▶ **Brief**
Each record that follows is to be duplicated exactly, though its pictures are not.

▶ **Information given**
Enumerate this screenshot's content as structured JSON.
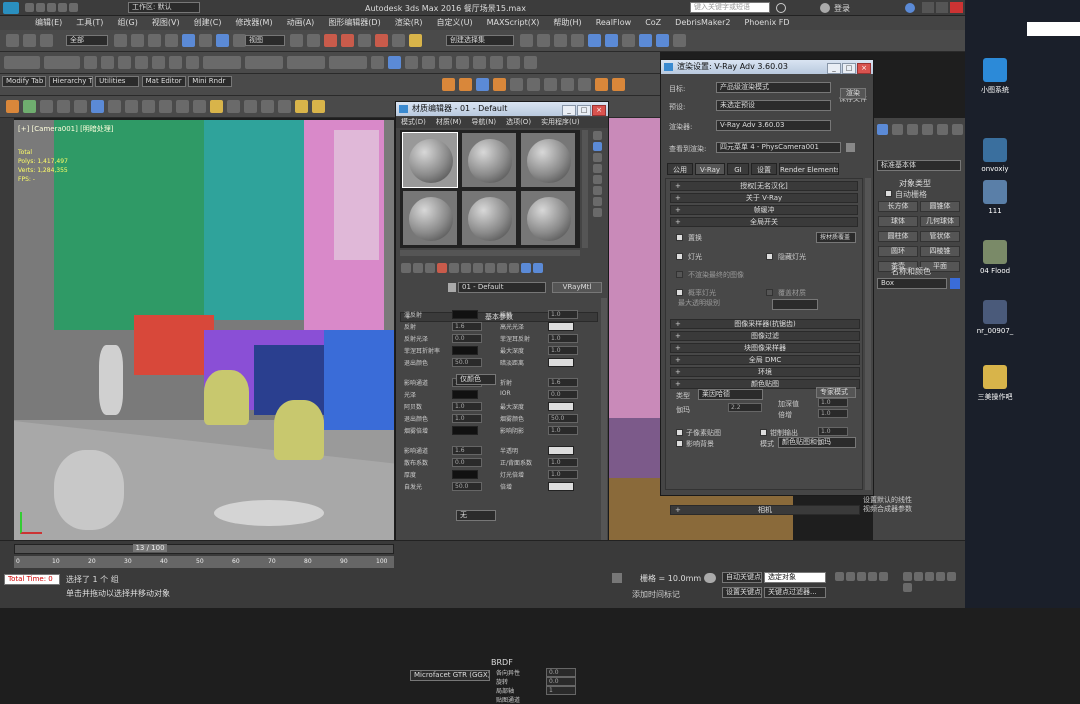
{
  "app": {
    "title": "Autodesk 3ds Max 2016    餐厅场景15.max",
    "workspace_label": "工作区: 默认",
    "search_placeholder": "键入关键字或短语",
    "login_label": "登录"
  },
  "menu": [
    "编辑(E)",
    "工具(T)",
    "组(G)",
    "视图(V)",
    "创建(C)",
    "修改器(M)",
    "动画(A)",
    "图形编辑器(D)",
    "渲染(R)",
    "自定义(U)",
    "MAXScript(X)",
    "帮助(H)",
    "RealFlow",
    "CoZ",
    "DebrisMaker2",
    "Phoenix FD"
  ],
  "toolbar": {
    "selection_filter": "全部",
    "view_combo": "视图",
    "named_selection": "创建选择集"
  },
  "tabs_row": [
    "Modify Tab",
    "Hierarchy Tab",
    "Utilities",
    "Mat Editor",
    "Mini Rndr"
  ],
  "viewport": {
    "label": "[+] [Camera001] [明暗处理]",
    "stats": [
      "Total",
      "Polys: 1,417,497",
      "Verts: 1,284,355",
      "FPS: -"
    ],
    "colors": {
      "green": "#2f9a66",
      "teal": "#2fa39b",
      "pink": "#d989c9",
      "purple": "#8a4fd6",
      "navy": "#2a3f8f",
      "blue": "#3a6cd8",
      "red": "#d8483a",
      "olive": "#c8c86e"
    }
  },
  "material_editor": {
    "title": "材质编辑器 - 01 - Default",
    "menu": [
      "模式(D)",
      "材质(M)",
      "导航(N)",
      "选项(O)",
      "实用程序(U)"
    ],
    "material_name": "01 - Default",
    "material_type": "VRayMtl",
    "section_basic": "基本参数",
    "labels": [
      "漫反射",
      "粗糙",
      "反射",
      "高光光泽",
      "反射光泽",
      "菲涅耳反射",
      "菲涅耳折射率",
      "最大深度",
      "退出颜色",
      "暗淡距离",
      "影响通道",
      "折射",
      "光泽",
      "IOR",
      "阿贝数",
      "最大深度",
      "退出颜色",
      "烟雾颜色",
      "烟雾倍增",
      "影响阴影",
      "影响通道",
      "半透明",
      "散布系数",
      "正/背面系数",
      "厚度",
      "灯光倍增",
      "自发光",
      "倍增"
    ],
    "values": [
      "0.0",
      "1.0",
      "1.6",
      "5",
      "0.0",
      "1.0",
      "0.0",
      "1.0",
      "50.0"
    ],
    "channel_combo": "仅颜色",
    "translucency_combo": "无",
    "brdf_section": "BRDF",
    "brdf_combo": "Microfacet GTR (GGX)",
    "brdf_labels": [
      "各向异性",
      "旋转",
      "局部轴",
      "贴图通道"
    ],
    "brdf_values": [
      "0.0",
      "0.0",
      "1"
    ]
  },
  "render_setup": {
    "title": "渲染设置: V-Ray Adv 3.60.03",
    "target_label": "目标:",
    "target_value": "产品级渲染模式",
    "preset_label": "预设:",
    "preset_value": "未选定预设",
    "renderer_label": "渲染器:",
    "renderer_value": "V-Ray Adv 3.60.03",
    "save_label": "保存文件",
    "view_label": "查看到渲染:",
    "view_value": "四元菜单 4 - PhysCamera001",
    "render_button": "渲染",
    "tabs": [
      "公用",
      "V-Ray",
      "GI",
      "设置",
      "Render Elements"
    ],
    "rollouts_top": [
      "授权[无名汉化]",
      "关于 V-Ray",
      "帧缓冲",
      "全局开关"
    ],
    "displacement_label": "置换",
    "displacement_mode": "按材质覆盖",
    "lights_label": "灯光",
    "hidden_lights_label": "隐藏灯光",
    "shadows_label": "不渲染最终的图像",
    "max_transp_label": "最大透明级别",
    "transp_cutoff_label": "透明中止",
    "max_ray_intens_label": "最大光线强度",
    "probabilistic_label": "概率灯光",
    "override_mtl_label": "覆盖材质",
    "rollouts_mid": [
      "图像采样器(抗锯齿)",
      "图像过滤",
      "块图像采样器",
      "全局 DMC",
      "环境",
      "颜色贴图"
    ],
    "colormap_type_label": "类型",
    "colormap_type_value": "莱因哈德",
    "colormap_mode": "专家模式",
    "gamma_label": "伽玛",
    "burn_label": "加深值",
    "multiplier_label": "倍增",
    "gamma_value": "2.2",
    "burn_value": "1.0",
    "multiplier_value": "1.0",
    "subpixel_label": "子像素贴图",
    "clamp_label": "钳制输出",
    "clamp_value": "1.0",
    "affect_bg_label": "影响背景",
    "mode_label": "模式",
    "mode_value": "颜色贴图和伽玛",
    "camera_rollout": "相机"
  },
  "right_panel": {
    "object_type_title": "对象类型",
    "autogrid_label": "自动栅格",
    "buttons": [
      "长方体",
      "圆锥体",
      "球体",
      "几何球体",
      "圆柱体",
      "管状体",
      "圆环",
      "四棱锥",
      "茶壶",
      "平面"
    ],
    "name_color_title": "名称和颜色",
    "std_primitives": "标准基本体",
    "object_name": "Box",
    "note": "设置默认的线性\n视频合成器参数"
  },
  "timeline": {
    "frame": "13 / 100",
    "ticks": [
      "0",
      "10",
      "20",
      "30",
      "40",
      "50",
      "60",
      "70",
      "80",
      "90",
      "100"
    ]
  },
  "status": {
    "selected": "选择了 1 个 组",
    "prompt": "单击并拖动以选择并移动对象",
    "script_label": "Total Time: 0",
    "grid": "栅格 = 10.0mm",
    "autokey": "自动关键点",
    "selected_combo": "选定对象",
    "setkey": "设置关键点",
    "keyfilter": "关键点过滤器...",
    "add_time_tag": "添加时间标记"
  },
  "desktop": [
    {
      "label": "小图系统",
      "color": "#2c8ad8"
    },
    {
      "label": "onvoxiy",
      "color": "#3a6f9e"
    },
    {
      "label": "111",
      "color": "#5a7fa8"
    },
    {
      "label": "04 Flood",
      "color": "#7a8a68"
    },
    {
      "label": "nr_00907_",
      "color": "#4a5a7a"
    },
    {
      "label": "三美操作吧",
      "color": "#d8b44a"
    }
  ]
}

▶ **Exercise answer**
Enumerate this screenshot's content as structured JSON.
{
  "app": {
    "title": "Autodesk 3ds Max 2016    餐厅场景15.max",
    "workspace_label": "工作区: 默认",
    "search_placeholder": "键入关键字或短语",
    "login_label": "登录"
  },
  "menu": [
    "编辑(E)",
    "工具(T)",
    "组(G)",
    "视图(V)",
    "创建(C)",
    "修改器(M)",
    "动画(A)",
    "图形编辑器(D)",
    "渲染(R)",
    "自定义(U)",
    "MAXScript(X)",
    "帮助(H)",
    "RealFlow",
    "CoZ",
    "DebrisMaker2",
    "Phoenix FD"
  ],
  "toolbar": {
    "selection_filter": "全部",
    "view_combo": "视图",
    "named_selection": "创建选择集"
  },
  "tabs_row": [
    "Modify Tab",
    "Hierarchy Tab",
    "Utilities",
    "Mat Editor",
    "Mini Rndr"
  ],
  "viewport": {
    "label": "[+] [Camera001] [明暗处理]",
    "stats": [
      "Total",
      "Polys: 1,417,497",
      "Verts: 1,284,355",
      "FPS: -"
    ],
    "colors": {
      "green": "#2f9a66",
      "teal": "#2fa39b",
      "pink": "#d989c9",
      "purple": "#8a4fd6",
      "navy": "#2a3f8f",
      "blue": "#3a6cd8",
      "red": "#d8483a",
      "olive": "#c8c86e"
    }
  },
  "material_editor": {
    "title": "材质编辑器 - 01 - Default",
    "menu": [
      "模式(D)",
      "材质(M)",
      "导航(N)",
      "选项(O)",
      "实用程序(U)"
    ],
    "material_name": "01 - Default",
    "material_type": "VRayMtl",
    "section_basic": "基本参数",
    "labels": [
      "漫反射",
      "粗糙",
      "反射",
      "高光光泽",
      "反射光泽",
      "菲涅耳反射",
      "菲涅耳折射率",
      "最大深度",
      "退出颜色",
      "暗淡距离",
      "影响通道",
      "折射",
      "光泽",
      "IOR",
      "阿贝数",
      "最大深度",
      "退出颜色",
      "烟雾颜色",
      "烟雾倍增",
      "影响阴影",
      "影响通道",
      "半透明",
      "散布系数",
      "正/背面系数",
      "厚度",
      "灯光倍增",
      "自发光",
      "倍增"
    ],
    "values": [
      "0.0",
      "1.0",
      "1.6",
      "5",
      "0.0",
      "1.0",
      "0.0",
      "1.0",
      "50.0"
    ],
    "channel_combo": "仅颜色",
    "translucency_combo": "无",
    "brdf_section": "BRDF",
    "brdf_combo": "Microfacet GTR (GGX)",
    "brdf_labels": [
      "各向异性",
      "旋转",
      "局部轴",
      "贴图通道"
    ],
    "brdf_values": [
      "0.0",
      "0.0",
      "1"
    ]
  },
  "render_setup": {
    "title": "渲染设置: V-Ray Adv 3.60.03",
    "target_label": "目标:",
    "target_value": "产品级渲染模式",
    "preset_label": "预设:",
    "preset_value": "未选定预设",
    "renderer_label": "渲染器:",
    "renderer_value": "V-Ray Adv 3.60.03",
    "save_label": "保存文件",
    "view_label": "查看到渲染:",
    "view_value": "四元菜单 4 - PhysCamera001",
    "render_button": "渲染",
    "tabs": [
      "公用",
      "V-Ray",
      "GI",
      "设置",
      "Render Elements"
    ],
    "rollouts_top": [
      "授权[无名汉化]",
      "关于 V-Ray",
      "帧缓冲",
      "全局开关"
    ],
    "displacement_label": "置换",
    "displacement_mode": "按材质覆盖",
    "lights_label": "灯光",
    "hidden_lights_label": "隐藏灯光",
    "shadows_label": "不渲染最终的图像",
    "max_transp_label": "最大透明级别",
    "transp_cutoff_label": "透明中止",
    "max_ray_intens_label": "最大光线强度",
    "probabilistic_label": "概率灯光",
    "override_mtl_label": "覆盖材质",
    "rollouts_mid": [
      "图像采样器(抗锯齿)",
      "图像过滤",
      "块图像采样器",
      "全局 DMC",
      "环境",
      "颜色贴图"
    ],
    "colormap_type_label": "类型",
    "colormap_type_value": "莱因哈德",
    "colormap_mode": "专家模式",
    "gamma_label": "伽玛",
    "burn_label": "加深值",
    "multiplier_label": "倍增",
    "gamma_value": "2.2",
    "burn_value": "1.0",
    "multiplier_value": "1.0",
    "subpixel_label": "子像素贴图",
    "clamp_label": "钳制输出",
    "clamp_value": "1.0",
    "affect_bg_label": "影响背景",
    "mode_label": "模式",
    "mode_value": "颜色贴图和伽玛",
    "camera_rollout": "相机"
  },
  "right_panel": {
    "object_type_title": "对象类型",
    "autogrid_label": "自动栅格",
    "buttons": [
      "长方体",
      "圆锥体",
      "球体",
      "几何球体",
      "圆柱体",
      "管状体",
      "圆环",
      "四棱锥",
      "茶壶",
      "平面"
    ],
    "name_color_title": "名称和颜色",
    "std_primitives": "标准基本体",
    "object_name": "Box",
    "note": "设置默认的线性\n视频合成器参数"
  },
  "timeline": {
    "frame": "13 / 100",
    "ticks": [
      "0",
      "10",
      "20",
      "30",
      "40",
      "50",
      "60",
      "70",
      "80",
      "90",
      "100"
    ]
  },
  "status": {
    "selected": "选择了 1 个 组",
    "prompt": "单击并拖动以选择并移动对象",
    "script_label": "Total Time: 0",
    "grid": "栅格 = 10.0mm",
    "autokey": "自动关键点",
    "selected_combo": "选定对象",
    "setkey": "设置关键点",
    "keyfilter": "关键点过滤器...",
    "add_time_tag": "添加时间标记"
  },
  "desktop": [
    {
      "label": "小图系统",
      "color": "#2c8ad8"
    },
    {
      "label": "onvoxiy",
      "color": "#3a6f9e"
    },
    {
      "label": "111",
      "color": "#5a7fa8"
    },
    {
      "label": "04 Flood",
      "color": "#7a8a68"
    },
    {
      "label": "nr_00907_",
      "color": "#4a5a7a"
    },
    {
      "label": "三美操作吧",
      "color": "#d8b44a"
    }
  ]
}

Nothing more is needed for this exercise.